:: EXERCISE DIRECTIONS ::
The answer must be every line of the records in which the string "railinc" appears.

:: DATA SHOWN ::
————————

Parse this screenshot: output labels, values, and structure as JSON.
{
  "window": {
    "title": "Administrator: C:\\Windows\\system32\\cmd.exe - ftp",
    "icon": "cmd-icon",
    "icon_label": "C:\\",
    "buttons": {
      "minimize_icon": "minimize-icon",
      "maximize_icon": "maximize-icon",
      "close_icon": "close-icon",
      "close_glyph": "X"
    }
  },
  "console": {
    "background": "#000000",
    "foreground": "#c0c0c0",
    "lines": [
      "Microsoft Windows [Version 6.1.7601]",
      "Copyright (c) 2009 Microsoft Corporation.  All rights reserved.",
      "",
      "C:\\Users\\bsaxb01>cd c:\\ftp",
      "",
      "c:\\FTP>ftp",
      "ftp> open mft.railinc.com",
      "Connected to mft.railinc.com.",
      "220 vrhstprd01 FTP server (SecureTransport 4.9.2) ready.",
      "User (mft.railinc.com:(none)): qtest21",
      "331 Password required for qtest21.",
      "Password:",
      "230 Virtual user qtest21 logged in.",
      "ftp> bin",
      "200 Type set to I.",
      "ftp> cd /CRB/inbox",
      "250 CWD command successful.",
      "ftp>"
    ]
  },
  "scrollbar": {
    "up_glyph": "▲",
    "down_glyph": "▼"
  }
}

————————

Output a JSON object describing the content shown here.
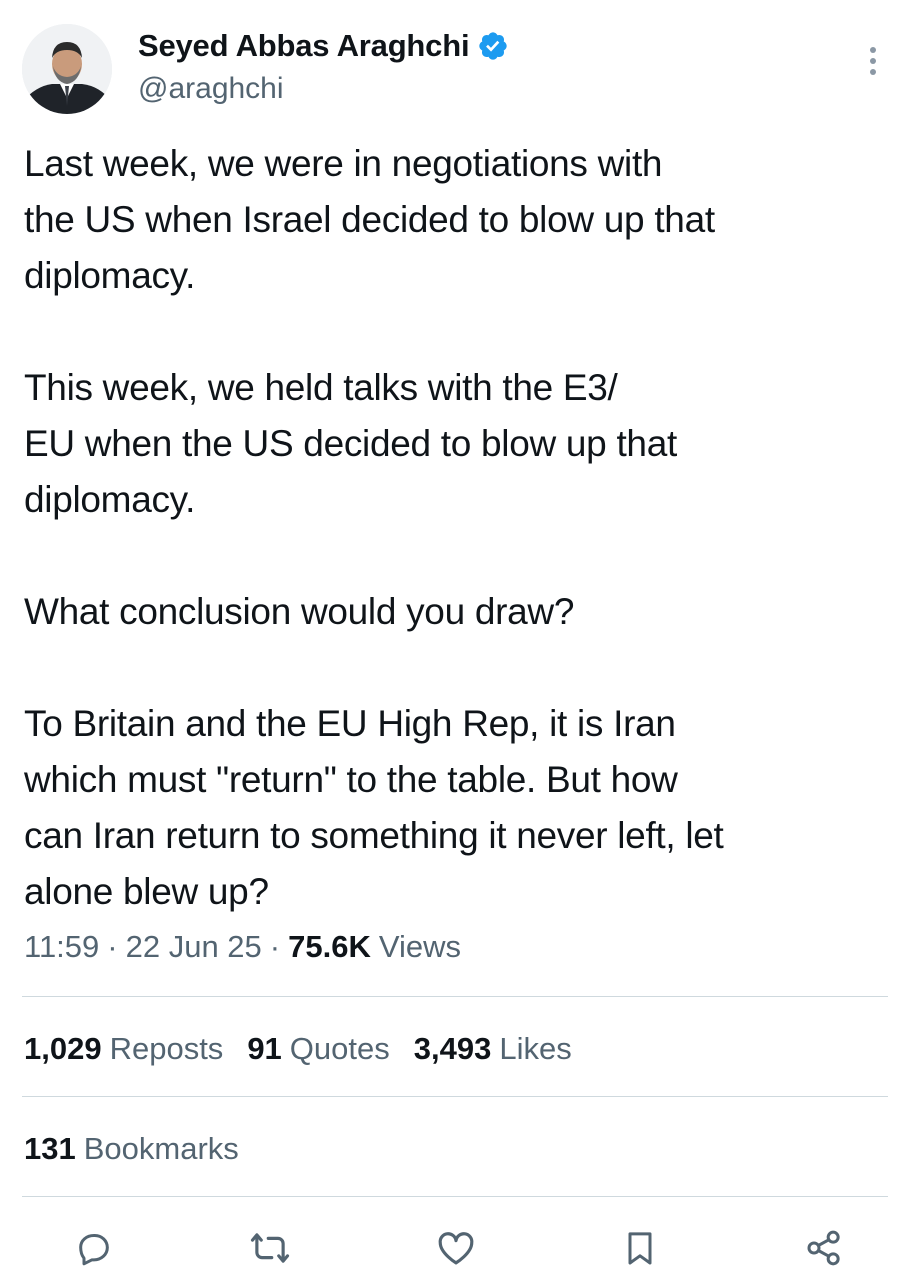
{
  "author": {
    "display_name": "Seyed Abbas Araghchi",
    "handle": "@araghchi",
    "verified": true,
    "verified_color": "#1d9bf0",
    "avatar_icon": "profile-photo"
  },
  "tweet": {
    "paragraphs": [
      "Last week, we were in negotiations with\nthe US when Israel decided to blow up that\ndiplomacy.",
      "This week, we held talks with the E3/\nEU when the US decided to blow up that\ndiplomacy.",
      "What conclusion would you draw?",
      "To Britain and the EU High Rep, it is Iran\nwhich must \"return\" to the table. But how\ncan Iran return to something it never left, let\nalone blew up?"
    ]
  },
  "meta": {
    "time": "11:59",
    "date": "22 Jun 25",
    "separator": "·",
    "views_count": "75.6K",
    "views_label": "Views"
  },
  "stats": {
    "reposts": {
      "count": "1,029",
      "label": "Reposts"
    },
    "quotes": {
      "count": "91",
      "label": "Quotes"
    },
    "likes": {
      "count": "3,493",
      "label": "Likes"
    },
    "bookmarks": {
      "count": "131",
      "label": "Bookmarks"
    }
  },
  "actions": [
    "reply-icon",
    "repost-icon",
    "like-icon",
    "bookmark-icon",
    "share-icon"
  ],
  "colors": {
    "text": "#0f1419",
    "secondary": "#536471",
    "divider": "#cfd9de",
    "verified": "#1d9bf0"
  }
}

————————

:: SOLVED PROBLEM ::
      "ftp> open mft.railinc.com",
      "Connected to mft.railinc.com.",
      "User (mft.railinc.com:(none)): qtest21",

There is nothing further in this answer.